More Linear Functions If X and Y are random variables, and a and b are constants, then More generally, if X1, …, Xn are random variables and c1, …, cn are constants, then the mean of the linear combination c1 X1+…+cn Xn is given by

Two Independent Random Variables
If X and Y are independent random variables, and S and T are sets of numbers, then More generally, if X1, …, Xn are independent random variables, and S1, …, Sn are sets, then .

Variance Properties If X1, …, Xn are independent random variables,
then the variance of the sum X1+ …+ Xn is given by If X1, …, Xn are independent random variables and c1, …, cn are constants, then the variance of the linear combination c1 X1+ …+ cn Xn is given

More Variance Properties
If X and Y are independent random variables with variances , then the variance of the sum X + Y is The variance of the difference X – Y is

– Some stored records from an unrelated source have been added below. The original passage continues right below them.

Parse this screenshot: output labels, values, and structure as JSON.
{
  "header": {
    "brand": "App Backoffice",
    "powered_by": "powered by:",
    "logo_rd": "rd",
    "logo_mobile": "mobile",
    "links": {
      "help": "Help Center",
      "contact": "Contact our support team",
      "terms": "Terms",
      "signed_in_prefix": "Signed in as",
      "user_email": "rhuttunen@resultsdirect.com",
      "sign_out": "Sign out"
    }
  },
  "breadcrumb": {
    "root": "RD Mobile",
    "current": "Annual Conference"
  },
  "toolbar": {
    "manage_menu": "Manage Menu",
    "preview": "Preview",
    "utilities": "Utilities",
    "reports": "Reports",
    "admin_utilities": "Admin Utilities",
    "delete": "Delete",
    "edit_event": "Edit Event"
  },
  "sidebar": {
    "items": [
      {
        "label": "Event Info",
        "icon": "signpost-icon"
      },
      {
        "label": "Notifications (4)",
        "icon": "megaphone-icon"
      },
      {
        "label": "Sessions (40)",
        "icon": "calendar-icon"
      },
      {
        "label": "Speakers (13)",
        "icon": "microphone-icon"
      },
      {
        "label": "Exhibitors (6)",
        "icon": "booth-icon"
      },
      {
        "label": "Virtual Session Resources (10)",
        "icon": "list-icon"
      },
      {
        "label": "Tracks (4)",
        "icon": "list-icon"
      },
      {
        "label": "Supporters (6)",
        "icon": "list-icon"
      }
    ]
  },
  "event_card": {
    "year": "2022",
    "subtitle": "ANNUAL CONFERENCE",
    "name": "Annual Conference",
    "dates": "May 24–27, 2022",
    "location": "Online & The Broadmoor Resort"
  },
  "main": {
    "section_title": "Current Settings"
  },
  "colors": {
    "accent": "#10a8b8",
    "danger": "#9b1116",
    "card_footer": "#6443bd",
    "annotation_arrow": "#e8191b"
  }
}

Example 18 A piston is placed inside a cylinder. The clearance is the distance between the edge of the piston and the wall of the cylinder and is equal to one-half the difference between the cylinder diameter and the piston diameter. Assume the piston diameter has a mean of cm and a standard deviation of 0.02 cm. Assume the cylinder diameter has a mean of cm and a standard deviation of 0.03 cm. Find the mean clearance. Assuming that the piston and cylinder are chosen independently, find the standard deviation of the clearance.

Independence and Simple Random Samples
Definition: If X1, …, Xn is a simple random sample, then X1, …, Xn may be treated as independent random variables, all from the same population.

Properties of If X1, …, Xn is a simple random sample from a
population with mean  and variance 2, then the sample mean is a random variable with The standard deviation of is

Example 19 A process that fills plastic bottles with a beverage has a mean fill volume of L and a standard deviation of L. A case contains 24 bottles. Assuming that the bottles in a case are a simple random sample of bottles filled by this method, find the mean and standard deviation of the average volume per bottle in a case.

Summary Probability and rules Conditional probability Independence
Random variables: discrete and continuous Probability mass functions

Summary Continued Probability density functions
Cumulative distribution functions Means and variances for random variables Linear functions of random variables Mean and variance of a sample mean